Has there ever been a more earnest show than the original, black-and-white Home Run Derby?
Each week a pair of Major League Baseball stars battled it out in a nine-inning slugfest in an empty stadium, and they did it all for a winner's share of $2,000. Host Mark Scott made Mr. Rogers look cynical. The show, thankfully, was completely void of irony. The banter between Scott and each hitter contained more awkward silences than a blind date.
Yet it still manages to entertain today, primarily because the stars of 1960 are today's legends. Mantle, Mays, Aaron, Banks, Killebrew - they all competed during the show's brief run. Home Run Derby only appeared for one season. The weekly event took place in Wrigley Field - the LA one, the one no one really cared about. The rules were simple: the hitters played an actual nine-inning game, three outs per inning. Anything not over the fence was an out. And the batters had to get the lumber off their shoulders - any pitch in the strike zone they didn't swing at was an out. Today, during the upcoming Home Run Derby at the All-Star Game, you might see a hitter take five straight pitches down the middle, simply because he didn't think he could yank it 400 feet.
Not when Mark Scott was in charge.
The winner received his $2,000 and the loser a grand. If a guy slammed three straight homers, that was another check, for $500. Back then, that was real money for pros, cash that could be used for boozin' or bills. Mantle - who made $5,000 his rookie year - hauled in $60,000 in 1960.
And so here's Mickey Mantle vs. Willie Mays. Who was better? Not in real-life, in Home Run Derby? (It was put on youtube by a guy who filmed it off of his TV; so any awkward heavy breathing you hear is him, not Mays).

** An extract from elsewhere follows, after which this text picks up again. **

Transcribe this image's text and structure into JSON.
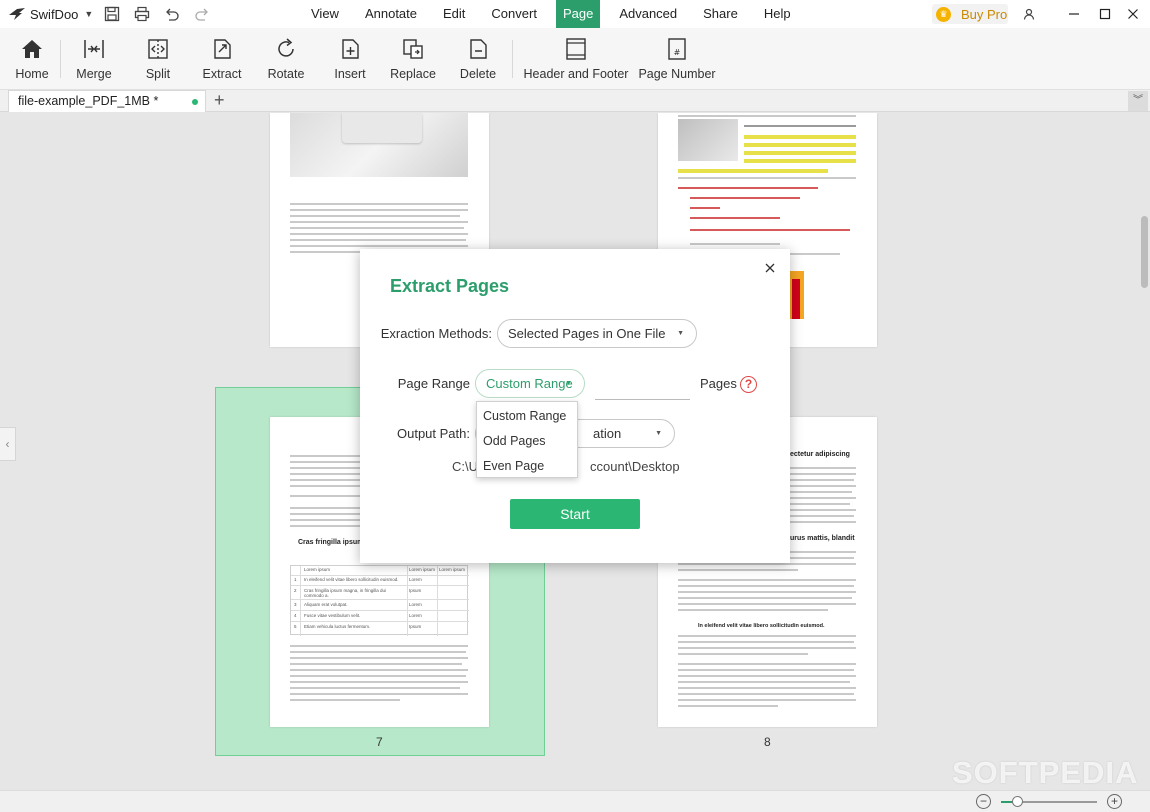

Mickey chooses to hit right-handed. According to him, most of his long homers come from that side. As Scott points out to Willie, Mays can only hit from one side (that's about as deep as the analysis goes on the show). Mays hits first and comes out firing, drilling four homers in the top of the first inning. He does this despite the fact producers apparently picked the worst time of day to hold a home run derby in Los Angeles. The pitcher is bathed in sunlight while the hitters stand in the shadows. During the early banter between Mantle and Scott, the Yankees slugger sounds tentative, almost scared, as if he needs some liquid courage before he can start bragging about tape-measure shots and being DiMaggio's heir in center field.
Throughout, Scott guides the proceedings with ease, throwing in an occasional corny joke while always speaking enthusiastically about the players' accomplishments. Scott sounds like a guy calling out Bingo numbers in a small-town Catholic church. A typical exchange goes, "He hit that a long ways, Mickey."
"Yes he did, Mark."
Simple. Maybe boring. But a lot less grating than hearing "back-back-back-back-back-back" for three hours.
Mays surged to a 8-2 lead after five innings, twice missing out on the $500 check when he failed to hit a third straight homer, a fact Scott reminded him with a certain amount of glee and pity. After another homerless inning, Mantle says it's getting embarrassing, and he's right. But after hitting four in the first inning, Mays slowed down and transformed into Willie Mays with the Mets. The Mick rallies. Three homers in the seventh. Two more in the eighth, including an opposite-field blast. Mays, meanwhile, goes homerless over the last four innings, setting the stage for Mantle's heroics in the bottom of the ninth. Somewhere, as Mantle hit the homer that gave him a 9-8 victory in the bottom of the ninth on Home Run Derby, a young Baby Boomer swooned and penned a poem about his idol.
Mickey picks up the winner's check.
Unfortunately, Home Run Derby only lasted the one season. Scott died from a heart attack in 1960 at the age of 45. Without the vocal leader, the show was canceled.
This Mays-Mantle showdown was the first episode. Mantle went on to beat Ernie Banks and Jackie Jensen, before losing to Harmon Killebrew. Fittingly, Hank Aaron ruled Home Run Derby, winning six straight times. According to Wikipedia, Jackie Jensen - who hit only 199 career homers - had the best single-game total, drilling 14 in a victory over Banks. Later in the series, Willie Mays returned and hit 13.
But he probably still regrets losing that first one to Mantle.